(Items from a data source)
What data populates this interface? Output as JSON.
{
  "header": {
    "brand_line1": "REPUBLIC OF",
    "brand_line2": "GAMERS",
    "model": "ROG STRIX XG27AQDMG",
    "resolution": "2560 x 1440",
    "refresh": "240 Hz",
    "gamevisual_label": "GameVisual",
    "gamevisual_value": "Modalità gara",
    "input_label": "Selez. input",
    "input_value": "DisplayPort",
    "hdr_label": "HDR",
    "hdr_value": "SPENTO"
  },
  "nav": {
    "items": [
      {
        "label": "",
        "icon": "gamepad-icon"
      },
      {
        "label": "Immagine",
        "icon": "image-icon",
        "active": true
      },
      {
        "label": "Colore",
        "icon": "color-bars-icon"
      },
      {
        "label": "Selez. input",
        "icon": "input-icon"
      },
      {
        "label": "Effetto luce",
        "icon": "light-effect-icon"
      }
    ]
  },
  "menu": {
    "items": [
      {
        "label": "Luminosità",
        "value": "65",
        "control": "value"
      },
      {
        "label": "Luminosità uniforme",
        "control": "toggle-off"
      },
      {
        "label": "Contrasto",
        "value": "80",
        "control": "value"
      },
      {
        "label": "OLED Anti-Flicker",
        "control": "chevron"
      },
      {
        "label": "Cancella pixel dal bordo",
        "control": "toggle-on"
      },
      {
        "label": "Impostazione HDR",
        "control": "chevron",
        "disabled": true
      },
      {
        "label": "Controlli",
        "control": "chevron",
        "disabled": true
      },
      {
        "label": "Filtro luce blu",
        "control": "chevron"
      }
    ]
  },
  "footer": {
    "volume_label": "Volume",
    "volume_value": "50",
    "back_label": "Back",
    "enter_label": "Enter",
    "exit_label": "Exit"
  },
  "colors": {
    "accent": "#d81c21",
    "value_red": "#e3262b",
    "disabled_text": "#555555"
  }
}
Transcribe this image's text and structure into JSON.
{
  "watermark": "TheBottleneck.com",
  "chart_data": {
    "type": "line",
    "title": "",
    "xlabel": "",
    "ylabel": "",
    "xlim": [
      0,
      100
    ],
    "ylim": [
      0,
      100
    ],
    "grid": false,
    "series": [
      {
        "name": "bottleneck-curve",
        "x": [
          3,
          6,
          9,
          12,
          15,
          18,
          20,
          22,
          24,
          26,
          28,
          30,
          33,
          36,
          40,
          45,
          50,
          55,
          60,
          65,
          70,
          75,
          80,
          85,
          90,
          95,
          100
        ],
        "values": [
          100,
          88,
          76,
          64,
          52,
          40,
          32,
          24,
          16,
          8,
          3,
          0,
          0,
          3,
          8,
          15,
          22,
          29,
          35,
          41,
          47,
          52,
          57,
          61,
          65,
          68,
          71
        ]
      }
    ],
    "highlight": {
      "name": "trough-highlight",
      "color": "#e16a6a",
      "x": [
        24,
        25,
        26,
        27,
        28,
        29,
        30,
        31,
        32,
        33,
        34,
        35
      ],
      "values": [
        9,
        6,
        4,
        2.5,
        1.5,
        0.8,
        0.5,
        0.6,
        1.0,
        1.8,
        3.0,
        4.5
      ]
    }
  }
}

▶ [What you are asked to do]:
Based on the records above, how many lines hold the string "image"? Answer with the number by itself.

▶ [Output below]:
2